How can we keep our brain in good shape? And, is it all ‘doom and gloom’ after 60? No, definitely not !
Exciting research from neuroscience reveals an infinite possibility of connections between neurons (or brain cells). We have approximately 100 billion of them and they are often referred to as our ‘grey matter’. We do not lose large numbers of neurons as was hitherto believed.
Indeed, we can continue to create new neurons (a process called neurogenesis) until we die. So, in theory, we can assume that we can continue to learn throughout our lives.
In addition, the brain is capable of making new connections (our ‘white matter’) as we adapt to changing circumstances throughout our lives, not only when we are young.
And autumn is a great time to take up something new for those in their “autumn years”. From libraries to college classes to University of the Third Age (U3A), there is plenty of choice locally.
It is more accurate to refer to people in their 60s and over as: sagacious, learned, wise, knowing, erudite, well-informed, well-read, elders of the community, rather than old folks with ‘ageing brains’. Of course, the brain changes over the years: younger people’s reaction and processing times are quicker, but older people have: Awider vocabulary; improved problem solving capacity because we use both sides of brain and we have a wealth of experience to draw on; better analytical skills; more rational, less impulsive decision making; good long-term memory; increased ability to make accurate judgments about people and finances; wisdom (knowledge for dealing with life’s problems, including conflict resolution).
Change is not the same as decay!
To fully reap the benefits of the brain’s plasticity, there is effort involved. (This is the quid pro quo!)
We must seek out new opportunities to learn new skills and acquire new knowledge.
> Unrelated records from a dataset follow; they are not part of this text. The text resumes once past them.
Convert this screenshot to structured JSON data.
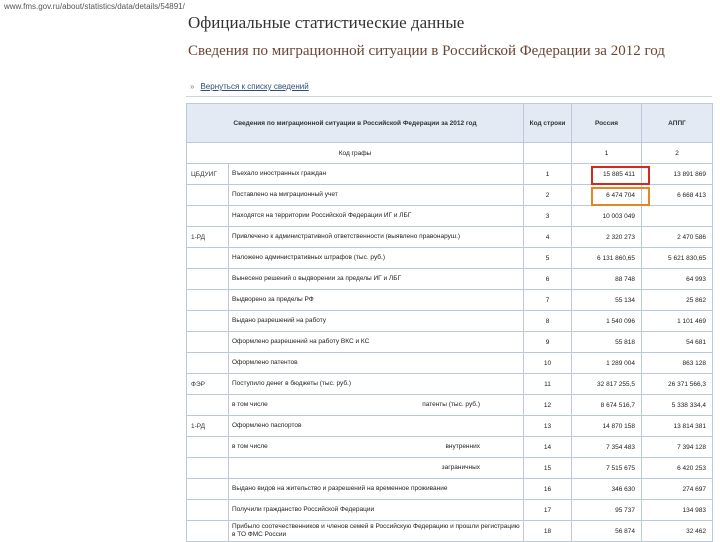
{
  "url": "www.fms.gov.ru/about/statistics/data/details/54891/",
  "page_title": "Официальные статистические данные",
  "subtitle": "Сведения по миграционной ситуации в Российской Федерации за 2012 год",
  "back_link": "Вернуться к списку сведений",
  "colors": {
    "marker_red": "#d22a1e",
    "marker_orange": "#e58624",
    "header_bg": "#e4eaf4"
  },
  "table": {
    "headers": {
      "indicator": "Сведения по миграционной ситуации в Российской Федерации за 2012 год",
      "line": "Код строки",
      "russia": "Россия",
      "total": "АППГ"
    },
    "subheader": {
      "label": "Код графы",
      "line": "",
      "russia": "1",
      "total": "2"
    },
    "rows": [
      {
        "code": "ЦБДУИГ",
        "indicator": "Въехало иностранных граждан",
        "extra": "",
        "line": "1",
        "russia": "15 885 411",
        "total": "13 891 869"
      },
      {
        "code": "",
        "indicator": "Поставлено на миграционный учет",
        "extra": "",
        "line": "2",
        "russia": "6 474 704",
        "total": "6 668 413"
      },
      {
        "code": "",
        "indicator": "Находятся на территории Российской Федерации ИГ и ЛБГ",
        "extra": "",
        "line": "3",
        "russia": "10 003 049",
        "total": ""
      },
      {
        "code": "1-РД",
        "indicator": "Привлечено к административной ответственности (выявлено правонаруш.)",
        "extra": "",
        "line": "4",
        "russia": "2 320 273",
        "total": "2 470 586"
      },
      {
        "code": "",
        "indicator": "Наложено административных штрафов (тыс. руб.)",
        "extra": "",
        "line": "5",
        "russia": "6 131 860,65",
        "total": "5 621 830,65"
      },
      {
        "code": "",
        "indicator": "Вынесено решений о выдворении за пределы ИГ и ЛБГ",
        "extra": "",
        "line": "6",
        "russia": "88 748",
        "total": "64 993"
      },
      {
        "code": "",
        "indicator": "Выдворено за пределы РФ",
        "extra": "",
        "line": "7",
        "russia": "55 134",
        "total": "25 862"
      },
      {
        "code": "",
        "indicator": "Выдано разрешений на работу",
        "extra": "",
        "line": "8",
        "russia": "1 540 096",
        "total": "1 101 469"
      },
      {
        "code": "",
        "indicator": "Оформлено разрешений на работу ВКС и КС",
        "extra": "",
        "line": "9",
        "russia": "55 818",
        "total": "54 681"
      },
      {
        "code": "",
        "indicator": "Оформлено патентов",
        "extra": "",
        "line": "10",
        "russia": "1 289 004",
        "total": "863 128"
      },
      {
        "code": "ФЭР",
        "indicator": "Поступило денег в бюджеты (тыс. руб.)",
        "extra": "",
        "line": "11",
        "russia": "32 817 255,5",
        "total": "26 371 566,3"
      },
      {
        "code": "",
        "indicator": "в том числе",
        "extra": "патенты (тыс. руб.)",
        "line": "12",
        "russia": "8 674 516,7",
        "total": "5 338 334,4"
      },
      {
        "code": "1-РД",
        "indicator": "Оформлено паспортов",
        "extra": "",
        "line": "13",
        "russia": "14 870 158",
        "total": "13 814 381"
      },
      {
        "code": "",
        "indicator": "в том числе",
        "extra": "внутренних",
        "line": "14",
        "russia": "7 354 483",
        "total": "7 394 128"
      },
      {
        "code": "",
        "indicator": "",
        "extra": "заграничных",
        "line": "15",
        "russia": "7 515 675",
        "total": "6 420 253"
      },
      {
        "code": "",
        "indicator": "Выдано видов на жительство и разрешений на временное проживание",
        "extra": "",
        "line": "16",
        "russia": "346 630",
        "total": "274 697"
      },
      {
        "code": "",
        "indicator": "Получили гражданство Российской Федерации",
        "extra": "",
        "line": "17",
        "russia": "95 737",
        "total": "134 983"
      },
      {
        "code": "",
        "indicator": "Прибыло соотечественников и членов семей в Российскую Федерацию и прошли регистрацию в ТО ФМС России",
        "extra": "",
        "line": "18",
        "russia": "56 874",
        "total": "32 462"
      }
    ]
  }
}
Merely continuing to replay familiar skills is not quite enough. By the time we reach middle age, much of what we do is carried out on autopilot which can make the brain lazy.
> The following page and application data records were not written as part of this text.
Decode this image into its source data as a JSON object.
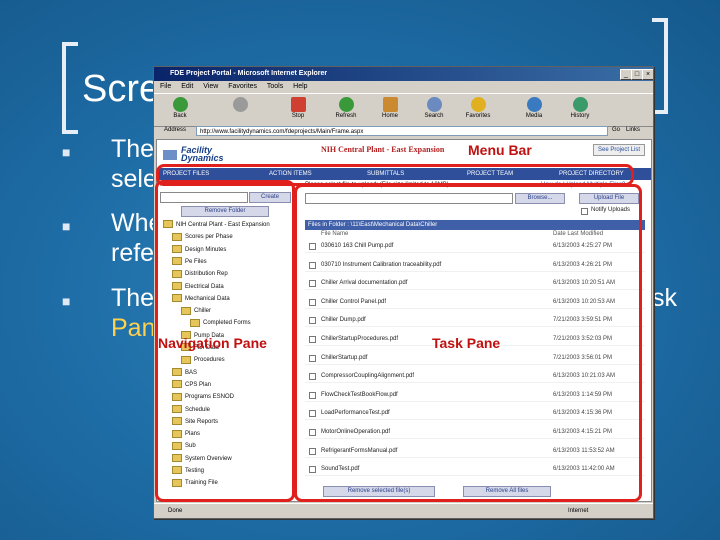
{
  "slide": {
    "title": "Scre",
    "bullets": [
      {
        "line1": "The",
        "line2": "sele"
      },
      {
        "line1": "Whe",
        "line2": "refe"
      },
      {
        "line1": "The",
        "line1_tail": "sk",
        "line2": "Pan"
      }
    ]
  },
  "browser": {
    "window_title": "FDE Project Portal - Microsoft Internet Explorer",
    "menu": [
      "File",
      "Edit",
      "View",
      "Favorites",
      "Tools",
      "Help"
    ],
    "toolbar": [
      {
        "label": "Back",
        "icon": "back-icon",
        "color": "#3a9a3a"
      },
      {
        "label": "",
        "icon": "forward-icon",
        "color": "#9a9a9a"
      },
      {
        "label": "Stop",
        "icon": "stop-icon",
        "color": "#d04030"
      },
      {
        "label": "Refresh",
        "icon": "refresh-icon",
        "color": "#3a9a3a"
      },
      {
        "label": "Home",
        "icon": "home-icon",
        "color": "#cc8a30"
      },
      {
        "label": "Search",
        "icon": "search-icon",
        "color": "#6a8ac0"
      },
      {
        "label": "Favorites",
        "icon": "favorites-icon",
        "color": "#e0b020"
      },
      {
        "label": "Media",
        "icon": "media-icon",
        "color": "#3a7ac0"
      },
      {
        "label": "History",
        "icon": "history-icon",
        "color": "#3a9a6a"
      }
    ],
    "address_label": "Address",
    "address_url": "http://www.facilitydynamics.com/fdeprojects/Main/Frame.aspx",
    "go_label": "Go",
    "links_label": "Links",
    "status_text": "Done",
    "status_zone": "Internet"
  },
  "site": {
    "logo_line1": "Facility",
    "logo_line2": "Dynamics",
    "title": "NIH Central Plant - East Expansion",
    "see_projects": "See Project List",
    "nav": [
      "PROJECT FILES",
      "ACTION ITEMS",
      "SUBMITTALS",
      "PROJECT TEAM",
      "PROJECT DIRECTORY"
    ],
    "new_folder_label": "New Folder name:",
    "create_label": "Create",
    "remove_folder_label": "Remove Folder",
    "upload_label": "Please select file to upload: (File size limited to 10MB)",
    "upload_multi": "How do I Upload Multiple Files?",
    "browse_label": "Browse...",
    "upload_btn": "Upload File",
    "notify_label": "Notify Uploads",
    "files_header": "Files in Folder : \\11\\East\\Mechanical Data\\Chiller",
    "col_name": "File Name",
    "col_date": "Date Last Modified",
    "remove_selected": "Remove selected file(s)",
    "remove_all": "Remove All files"
  },
  "tree": [
    {
      "label": "NIH Central Plant - East Expansion",
      "indent": 0
    },
    {
      "label": "Scores per Phase",
      "indent": 1
    },
    {
      "label": "Design Minutes",
      "indent": 1
    },
    {
      "label": "Pe Files",
      "indent": 1
    },
    {
      "label": "Distribution Rep",
      "indent": 1
    },
    {
      "label": "Electrical Data",
      "indent": 1
    },
    {
      "label": "Mechanical Data",
      "indent": 1
    },
    {
      "label": "Chiller",
      "indent": 2
    },
    {
      "label": "Completed Forms",
      "indent": 3
    },
    {
      "label": "Pump Data",
      "indent": 2
    },
    {
      "label": "Fan Data",
      "indent": 2
    },
    {
      "label": "Procedures",
      "indent": 2
    },
    {
      "label": "BAS",
      "indent": 1
    },
    {
      "label": "CPS Plan",
      "indent": 1
    },
    {
      "label": "Programs ESNOD",
      "indent": 1
    },
    {
      "label": "Schedule",
      "indent": 1
    },
    {
      "label": "Site Reports",
      "indent": 1
    },
    {
      "label": "Plans",
      "indent": 1
    },
    {
      "label": "Sub",
      "indent": 1
    },
    {
      "label": "System Overview",
      "indent": 1
    },
    {
      "label": "Testing",
      "indent": 1
    },
    {
      "label": "Training File",
      "indent": 1
    }
  ],
  "files": [
    {
      "name": "030610 163 Chill Pump.pdf",
      "date": "6/13/2003 4:25:27 PM"
    },
    {
      "name": "030710 Instrument Calibration traceability.pdf",
      "date": "6/13/2003 4:26:21 PM"
    },
    {
      "name": "Chiller Arrival documentation.pdf",
      "date": "6/13/2003 10:20:51 AM"
    },
    {
      "name": "Chiller Control Panel.pdf",
      "date": "6/13/2003 10:20:53 AM"
    },
    {
      "name": "Chiller Dump.pdf",
      "date": "7/21/2003 3:59:51 PM"
    },
    {
      "name": "ChillerStartupProcedures.pdf",
      "date": "7/21/2003 3:52:03 PM"
    },
    {
      "name": "ChillerStartup.pdf",
      "date": "7/21/2003 3:56:01 PM"
    },
    {
      "name": "CompressorCouplingAlignment.pdf",
      "date": "6/13/2003 10:21:03 AM"
    },
    {
      "name": "FlowCheckTestBookFlow.pdf",
      "date": "6/13/2003 1:14:59 PM"
    },
    {
      "name": "LoadPerformanceTest.pdf",
      "date": "6/13/2003 4:15:36 PM"
    },
    {
      "name": "MotorOnlineOperation.pdf",
      "date": "6/13/2003 4:15:21 PM"
    },
    {
      "name": "RefrigerantFormsManual.pdf",
      "date": "6/13/2003 11:53:52 AM"
    },
    {
      "name": "SoundTest.pdf",
      "date": "6/13/2003 11:42:00 AM"
    }
  ],
  "annotations": {
    "menu_bar": "Menu Bar",
    "navigation_pane": "Navigation Pane",
    "task_pane": "Task Pane",
    "color": "#e0201c"
  }
}
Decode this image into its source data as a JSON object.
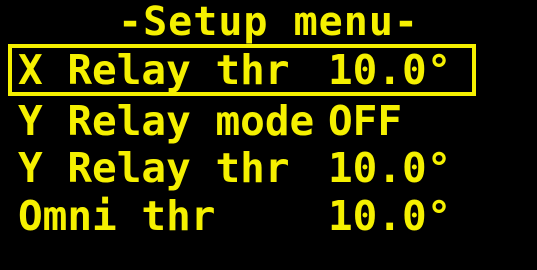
{
  "colors": {
    "background": "#000000",
    "text": "#f5f000",
    "selection_border": "#f5f000"
  },
  "menu": {
    "title": "-Setup menu-",
    "items": [
      {
        "label": "X Relay thr",
        "value": "10.0°",
        "selected": true
      },
      {
        "label": "Y Relay mode",
        "value": "OFF",
        "selected": false
      },
      {
        "label": "Y Relay thr",
        "value": "10.0°",
        "selected": false
      },
      {
        "label": "Omni thr",
        "value": "10.0°",
        "selected": false
      }
    ]
  }
}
Compare this era with earlier periods in your life such as starting your new career, becoming a parent for the first time, studying to improve your qualifications etc. By the time we are 70, it may be many years since we fully exercised our brains. What we have to find are new projects which will give the brain a reason to work harder again.
The key is to stimulate the brain frequently for optimum efficiency, and make sure that effort, concentration and intense focus are involved. However, they must also be activities we will really enjoy in order to sustain our motivation. So, take a look at the suggestions below which are sufficiently challenging to stimulate the kind of brain activity recommended by researchers:
l Learning a new language
l Learning to play a musical instrument
l A new physical activity involving fairly complex sequences such as T’ai Chi, Pilates, Yoga or a new dance which involves highly focused attention (and controlled breathing)
l Studying a new subject at a sufficiently challenging level (eg University of the Third Age, WEA, Lifelong Learning, Open University, FutureLearn, etc.)
l Reading a new author, newspaper, etc
l Doing the crossword in a different newspaper
l Learning a new complex board, card, computer or word game, etc.
l Attending stimulating new cultural events
l Making a career change (which could include voluntary work when you retire)
In addition, include some form of sufficiently active exercise to increase blood flow to the brain and encourage the birth of new neurons. Try to avoid being immobile for lengthy periods of time.
And, if a ‘friend’ asks you why on earth you are learning Italian ‘at your age’ and they tell you must be out of your mind, respond calmly (but assertively) that you have no intention of losing your mind and that’s exactly WHY you are doing it.
Don’t allow fear or embarrassment to hold you back. It’s time to learn.